Activity -
Lines with "kind": copy each one from the listing below.
* * *
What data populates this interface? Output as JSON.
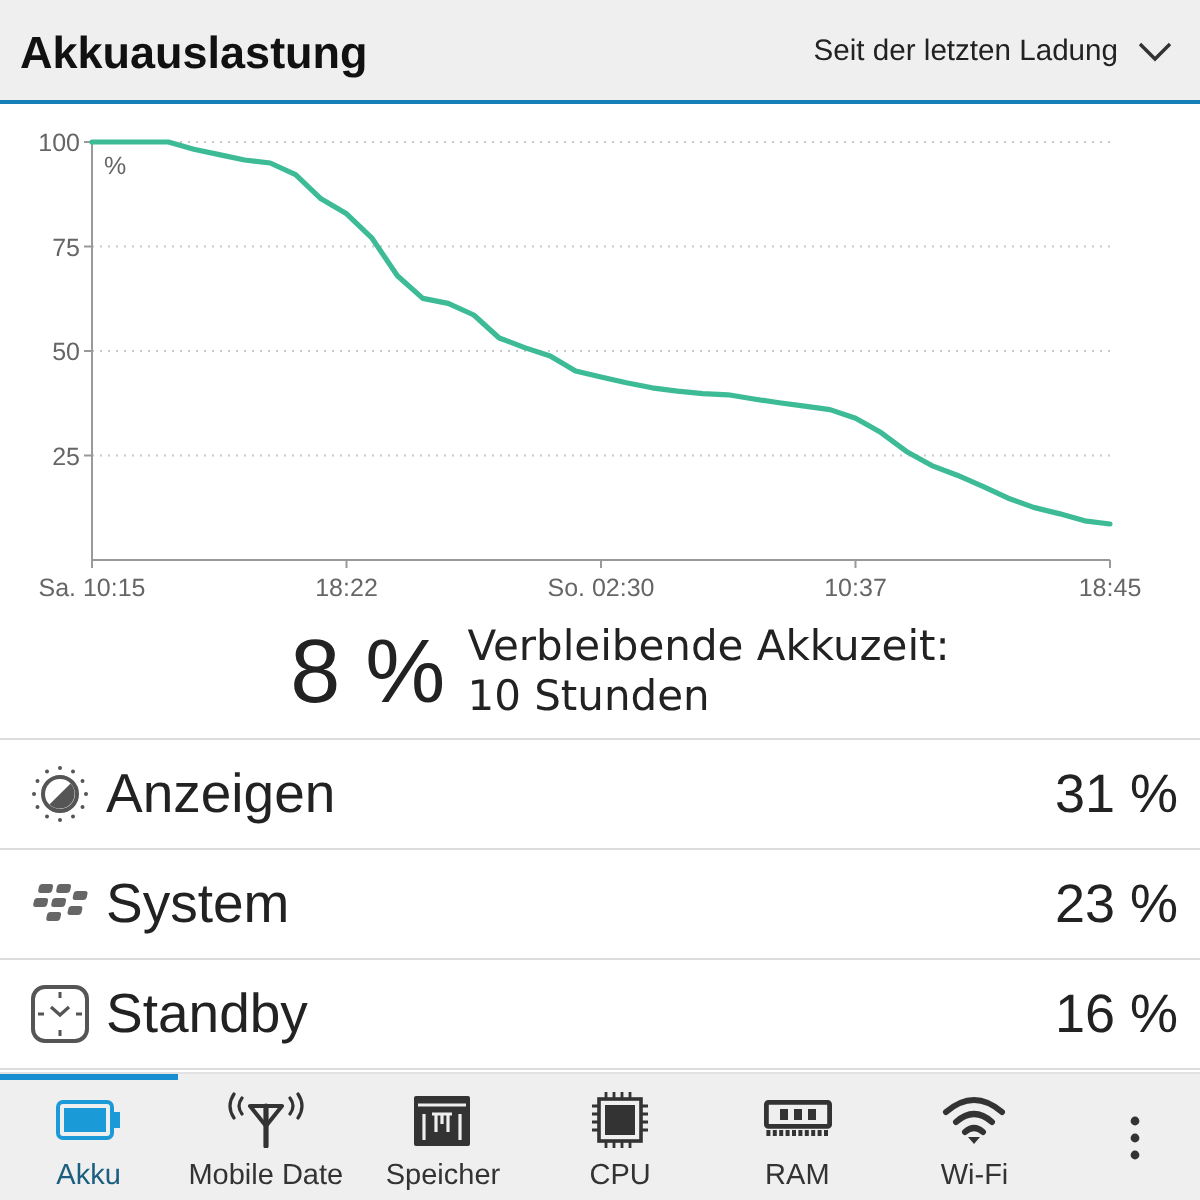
{
  "header": {
    "title": "Akkuauslastung",
    "period_selector": {
      "label": "Seit der letzten Ladung"
    }
  },
  "chart": {
    "chart_data": {
      "type": "line",
      "ylabel": "%",
      "grid": true,
      "ylim": [
        0,
        100
      ],
      "yticks": [
        25,
        50,
        75,
        100
      ],
      "categories": [
        "Sa. 10:15",
        null,
        null,
        null,
        null,
        null,
        null,
        null,
        null,
        null,
        "18:22",
        null,
        null,
        null,
        null,
        null,
        null,
        null,
        null,
        null,
        "So. 02:30",
        null,
        null,
        null,
        null,
        null,
        null,
        null,
        null,
        null,
        "10:37",
        null,
        null,
        null,
        null,
        null,
        null,
        null,
        null,
        null,
        "18:45"
      ],
      "values": [
        100,
        100,
        100,
        100,
        98.3,
        97.0,
        95.7,
        95.0,
        92.2,
        86.4,
        82.8,
        77.0,
        68.0,
        62.6,
        61.4,
        58.6,
        53.1,
        50.8,
        48.8,
        45.2,
        43.8,
        42.4,
        41.2,
        40.4,
        39.8,
        39.5,
        38.5,
        37.6,
        36.8,
        36.0,
        33.9,
        30.5,
        26.0,
        22.6,
        20.3,
        17.6,
        14.8,
        12.6,
        11.1,
        9.4,
        8.6
      ]
    }
  },
  "summary": {
    "percent": "8 %",
    "remaining_label": "Verbleibende Akkuzeit:",
    "remaining_value": "10 Stunden"
  },
  "usage": [
    {
      "kind": "display",
      "name": "Anzeigen",
      "share": "31 %"
    },
    {
      "kind": "system",
      "name": "System",
      "share": "23 %"
    },
    {
      "kind": "standby",
      "name": "Standby",
      "share": "16 %"
    }
  ],
  "tabs": [
    {
      "kind": "battery",
      "label": "Akku",
      "selected": true
    },
    {
      "kind": "antenna",
      "label": "Mobile Date",
      "selected": false
    },
    {
      "kind": "storage",
      "label": "Speicher",
      "selected": false
    },
    {
      "kind": "cpu",
      "label": "CPU",
      "selected": false
    },
    {
      "kind": "ram",
      "label": "RAM",
      "selected": false
    },
    {
      "kind": "wifi",
      "label": "Wi-Fi",
      "selected": false
    }
  ]
}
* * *
Answer to this problem -
      "kind": "display",
      "kind": "system",
      "kind": "standby",
      "kind": "battery",
      "kind": "antenna",
      "kind": "storage",
      "kind": "cpu",
      "kind": "ram",
      "kind": "wifi",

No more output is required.